After this protection was activated the attacks didn't stop, but still generated wasted CPU cycles and network bandwidth, (every attempt first initiated a TLS session and tried to log in). According to analysis of our logs, the conclusion was that, during one sample time period (1h) around 500 different nodes, mostly originating from within USA, tried to log in once every 10 minutes, which makes it around 3000 attempts per hour, and this was during the times when the attack was in something that (according to network traffic logs) looked like sleep mode (one could see "plateaus" with traffic increasing with over 200% for several hours, then later almost stopping completely, going back to the "normal" 3000 attempts per hour mode).
To minimize the the number of wasted CPU cycles and bits transferred back and forth I decided to add some kind of greylisting, cutting the attacker before establishing TLS sessions and whatnot.

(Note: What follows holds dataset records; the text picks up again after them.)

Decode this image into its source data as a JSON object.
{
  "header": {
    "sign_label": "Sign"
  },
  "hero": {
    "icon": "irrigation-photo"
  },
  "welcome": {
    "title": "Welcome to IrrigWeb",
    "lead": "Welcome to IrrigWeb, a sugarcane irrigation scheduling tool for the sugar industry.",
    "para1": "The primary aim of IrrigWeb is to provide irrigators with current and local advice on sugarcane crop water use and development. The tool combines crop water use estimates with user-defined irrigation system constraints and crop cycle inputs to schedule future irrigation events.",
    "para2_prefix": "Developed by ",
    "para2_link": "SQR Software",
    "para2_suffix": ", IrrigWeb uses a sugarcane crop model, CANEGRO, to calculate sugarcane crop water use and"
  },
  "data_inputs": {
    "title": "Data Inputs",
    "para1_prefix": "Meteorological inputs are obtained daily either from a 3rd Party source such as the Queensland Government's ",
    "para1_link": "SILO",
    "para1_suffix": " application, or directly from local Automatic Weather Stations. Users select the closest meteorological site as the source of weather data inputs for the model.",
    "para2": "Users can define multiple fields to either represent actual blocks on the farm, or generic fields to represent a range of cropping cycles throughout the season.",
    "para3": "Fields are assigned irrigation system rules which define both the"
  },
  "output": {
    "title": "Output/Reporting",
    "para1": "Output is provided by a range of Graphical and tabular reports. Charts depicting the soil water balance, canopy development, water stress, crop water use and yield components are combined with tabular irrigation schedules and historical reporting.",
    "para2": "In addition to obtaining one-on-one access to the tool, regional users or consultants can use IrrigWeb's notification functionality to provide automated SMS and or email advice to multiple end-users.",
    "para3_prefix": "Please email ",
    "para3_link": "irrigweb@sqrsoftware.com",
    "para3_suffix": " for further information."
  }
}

To meet these goals I wrote a small ejabberd module, mod_greylist.
The module is fairly stupid - but works fairly well for the scenario described in this email. Since all the attempts were so similar, it was easy to create a regular expression to match against the attempted logins, and when one such failed attempt was triggered, the source IP was added to a greylist, banning it for a number of hours. After running for a while on our server, it built up a greylist of almost 700 IP addresses, killing future connections before they manage to initiate any XML streams or TLS sessions, thus making the impact of the attacks smaller, which was the goal.
Before using, you need to apply to ejabberd two bug fixes:
- ejabberd_c2s crash fix: http://github.com/jadahl/ejabberd/commits/blacklist_hook_bugfix
- and ejabberd_receiver process leak fix: http://github.com/jadahl/ejabberd/commits/ejabberd_receiver_leak_fix
This mod_greylist is available on my github account: http://github.com/jadahl/ejabberd/commits/mod_greylist/2.1.x
Or download the module directly from: http://github.com/jadahl/ejabberd/raw/mod_greylist/2.1.x/src/mod_greylist.erl
The module configuration is described in the first lines in http://github.com/jadahl/ejabberd/raw/mod_greylist/2.1.x/src/mod_greylist.erl